§ **Required work**
Copy every line of the data below exactly as given, except for the pictures.

§ **Source data**

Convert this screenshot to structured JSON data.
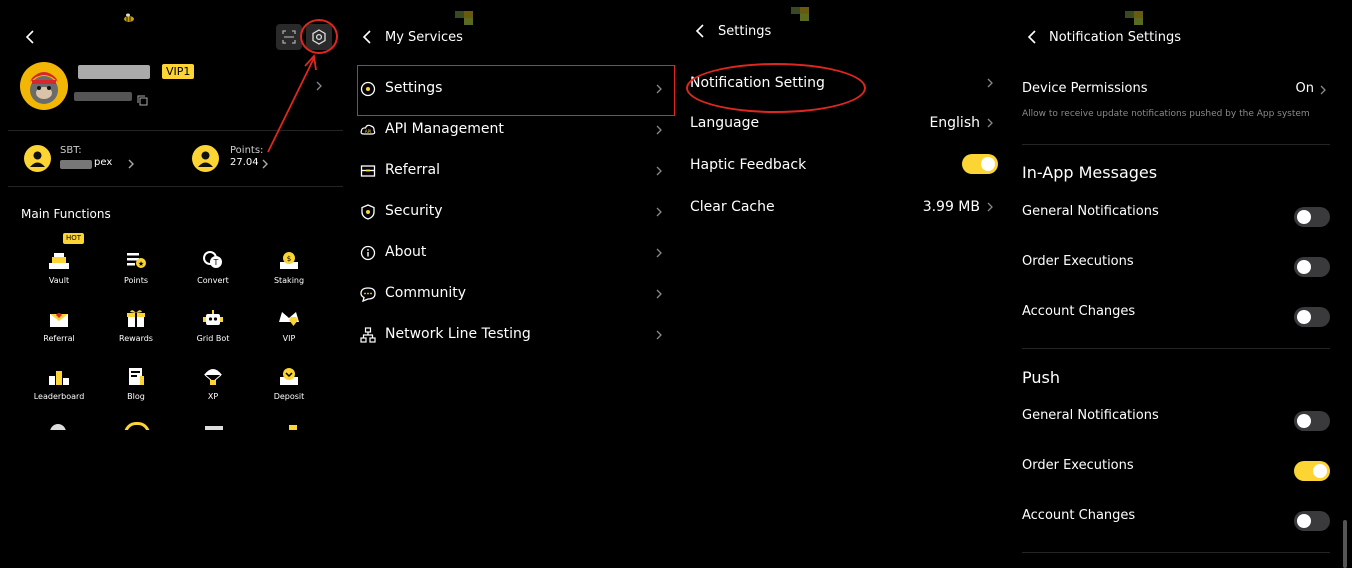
{
  "colors": {
    "accent": "#fcd535",
    "highlight_red": "#e0271f",
    "background": "#000000"
  },
  "profile": {
    "vip_badge": "VIP1",
    "sbt_label": "SBT:",
    "sbt_value": "pex",
    "points_label": "Points:",
    "points_value": "27.04",
    "main_functions_title": "Main Functions",
    "hot_badge": "HOT",
    "functions": [
      {
        "label": "Vault",
        "icon": "vault-icon"
      },
      {
        "label": "Points",
        "icon": "points-icon"
      },
      {
        "label": "Convert",
        "icon": "convert-icon"
      },
      {
        "label": "Staking",
        "icon": "staking-icon"
      },
      {
        "label": "Referral",
        "icon": "referral-icon"
      },
      {
        "label": "Rewards",
        "icon": "gift-icon"
      },
      {
        "label": "Grid Bot",
        "icon": "robot-icon"
      },
      {
        "label": "VIP",
        "icon": "crown-icon"
      },
      {
        "label": "Leaderboard",
        "icon": "podium-icon"
      },
      {
        "label": "Blog",
        "icon": "document-icon"
      },
      {
        "label": "XP",
        "icon": "parachute-icon"
      },
      {
        "label": "Deposit",
        "icon": "deposit-icon"
      }
    ]
  },
  "services": {
    "title": "My Services",
    "items": [
      {
        "label": "Settings",
        "icon": "gear-icon"
      },
      {
        "label": "API Management",
        "icon": "cloud-api-icon"
      },
      {
        "label": "Referral",
        "icon": "referral-icon"
      },
      {
        "label": "Security",
        "icon": "shield-icon"
      },
      {
        "label": "About",
        "icon": "info-icon"
      },
      {
        "label": "Community",
        "icon": "chat-icon"
      },
      {
        "label": "Network Line Testing",
        "icon": "network-icon"
      }
    ]
  },
  "settings": {
    "title": "Settings",
    "notification_label": "Notification Setting",
    "language_label": "Language",
    "language_value": "English",
    "haptic_label": "Haptic Feedback",
    "haptic_on": true,
    "cache_label": "Clear Cache",
    "cache_value": "3.99 MB"
  },
  "notifications": {
    "title": "Notification Settings",
    "device_permissions_label": "Device Permissions",
    "device_permissions_value": "On",
    "device_permissions_desc": "Allow to receive update notifications pushed by the App system",
    "inapp_title": "In-App Messages",
    "inapp": [
      {
        "label": "General Notifications",
        "on": false
      },
      {
        "label": "Order Executions",
        "on": false
      },
      {
        "label": "Account Changes",
        "on": false
      }
    ],
    "push_title": "Push",
    "push": [
      {
        "label": "General Notifications",
        "on": false
      },
      {
        "label": "Order Executions",
        "on": true
      },
      {
        "label": "Account Changes",
        "on": false
      }
    ]
  }
}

§ **Task result**
Convert this screenshot to structured JSON data.
{
  "colors": {
    "accent": "#fcd535",
    "highlight_red": "#e0271f",
    "background": "#000000"
  },
  "profile": {
    "vip_badge": "VIP1",
    "sbt_label": "SBT:",
    "sbt_value": "pex",
    "points_label": "Points:",
    "points_value": "27.04",
    "main_functions_title": "Main Functions",
    "hot_badge": "HOT",
    "functions": [
      {
        "label": "Vault",
        "icon": "vault-icon"
      },
      {
        "label": "Points",
        "icon": "points-icon"
      },
      {
        "label": "Convert",
        "icon": "convert-icon"
      },
      {
        "label": "Staking",
        "icon": "staking-icon"
      },
      {
        "label": "Referral",
        "icon": "referral-icon"
      },
      {
        "label": "Rewards",
        "icon": "gift-icon"
      },
      {
        "label": "Grid Bot",
        "icon": "robot-icon"
      },
      {
        "label": "VIP",
        "icon": "crown-icon"
      },
      {
        "label": "Leaderboard",
        "icon": "podium-icon"
      },
      {
        "label": "Blog",
        "icon": "document-icon"
      },
      {
        "label": "XP",
        "icon": "parachute-icon"
      },
      {
        "label": "Deposit",
        "icon": "deposit-icon"
      }
    ]
  },
  "services": {
    "title": "My Services",
    "items": [
      {
        "label": "Settings",
        "icon": "gear-icon"
      },
      {
        "label": "API Management",
        "icon": "cloud-api-icon"
      },
      {
        "label": "Referral",
        "icon": "referral-icon"
      },
      {
        "label": "Security",
        "icon": "shield-icon"
      },
      {
        "label": "About",
        "icon": "info-icon"
      },
      {
        "label": "Community",
        "icon": "chat-icon"
      },
      {
        "label": "Network Line Testing",
        "icon": "network-icon"
      }
    ]
  },
  "settings": {
    "title": "Settings",
    "notification_label": "Notification Setting",
    "language_label": "Language",
    "language_value": "English",
    "haptic_label": "Haptic Feedback",
    "haptic_on": true,
    "cache_label": "Clear Cache",
    "cache_value": "3.99 MB"
  },
  "notifications": {
    "title": "Notification Settings",
    "device_permissions_label": "Device Permissions",
    "device_permissions_value": "On",
    "device_permissions_desc": "Allow to receive update notifications pushed by the App system",
    "inapp_title": "In-App Messages",
    "inapp": [
      {
        "label": "General Notifications",
        "on": false
      },
      {
        "label": "Order Executions",
        "on": false
      },
      {
        "label": "Account Changes",
        "on": false
      }
    ],
    "push_title": "Push",
    "push": [
      {
        "label": "General Notifications",
        "on": false
      },
      {
        "label": "Order Executions",
        "on": true
      },
      {
        "label": "Account Changes",
        "on": false
      }
    ]
  }
}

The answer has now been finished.